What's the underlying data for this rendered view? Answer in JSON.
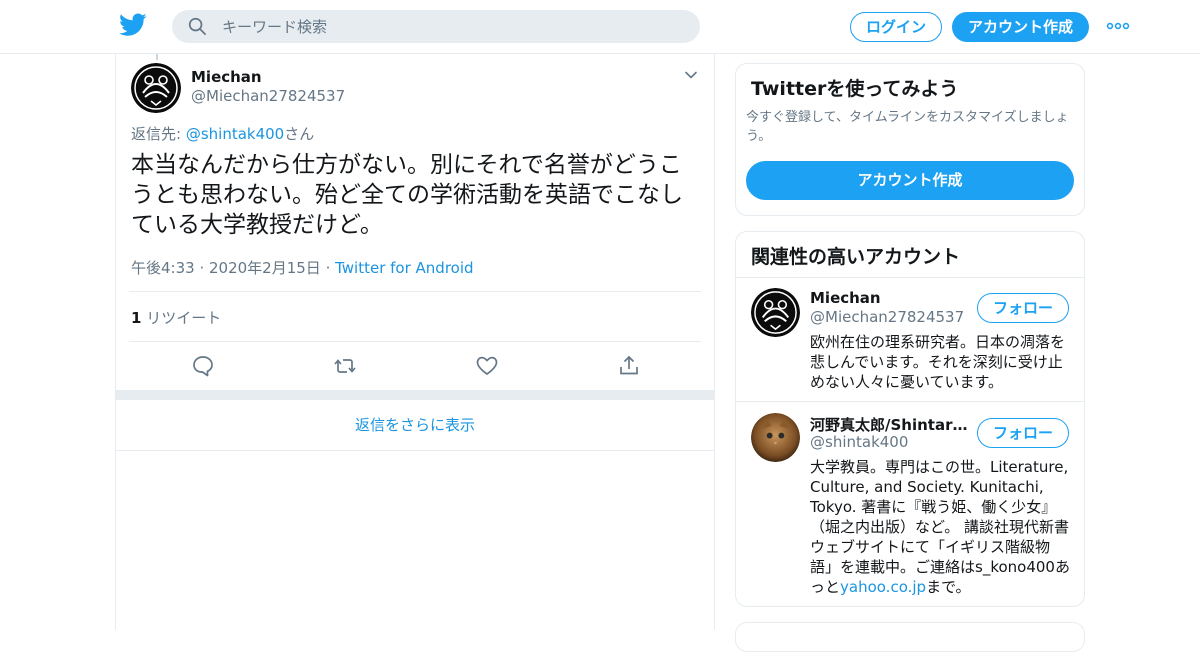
{
  "header": {
    "search_placeholder": "キーワード検索",
    "login_label": "ログイン",
    "signup_label": "アカウント作成"
  },
  "tweet": {
    "author_name": "Miechan",
    "author_handle": "@Miechan27824537",
    "reply_prefix": "返信先: ",
    "reply_to_handle": "@shintak400",
    "reply_suffix": "さん",
    "text": "本当なんだから仕方がない。別にそれで名誉がどうこうとも思わない。殆ど全ての学術活動を英語でこなしている大学教授だけど。",
    "timestamp": "午後4:33 · 2020年2月15日",
    "separator": " · ",
    "source": "Twitter for Android",
    "retweet_count": "1",
    "retweet_label": " リツイート"
  },
  "more_replies_label": "返信をさらに表示",
  "sidebar": {
    "signup_card": {
      "title": "Twitterを使ってみよう",
      "description": "今すぐ登録して、タイムラインをカスタマイズしましょう。",
      "button_label": "アカウント作成"
    },
    "related": {
      "title": "関連性の高いアカウント",
      "accounts": [
        {
          "name": "Miechan",
          "handle": "@Miechan27824537",
          "follow_label": "フォロー",
          "bio": "欧州在住の理系研究者。日本の凋落を悲しんでいます。それを深刻に受け止めない人々に憂いています。"
        },
        {
          "name": "河野真太郎/Shintaro…",
          "handle": "@shintak400",
          "follow_label": "フォロー",
          "bio": "大学教員。専門はこの世。Literature, Culture, and Society. Kunitachi, Tokyo. 著書に『戦う姫、働く少女』（堀之内出版）など。 講談社現代新書ウェブサイトにて「イギリス階級物語」を連載中。ご連絡はs_kono400あっと",
          "bio_link": "yahoo.co.jp",
          "bio_suffix": "まで。"
        }
      ]
    }
  },
  "colors": {
    "brand": "#1da1f2",
    "link": "#1b95e0",
    "secondary_text": "#657786",
    "border": "#e6ecf0"
  },
  "icons": [
    "twitter-logo-icon",
    "search-icon",
    "more-icon",
    "chevron-down-icon",
    "reply-icon",
    "retweet-icon",
    "like-icon",
    "share-icon"
  ]
}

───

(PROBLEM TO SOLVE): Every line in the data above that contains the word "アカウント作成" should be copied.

(YOUR SOLUTION):
    "signup_label": "アカウント作成"
      "button_label": "アカウント作成"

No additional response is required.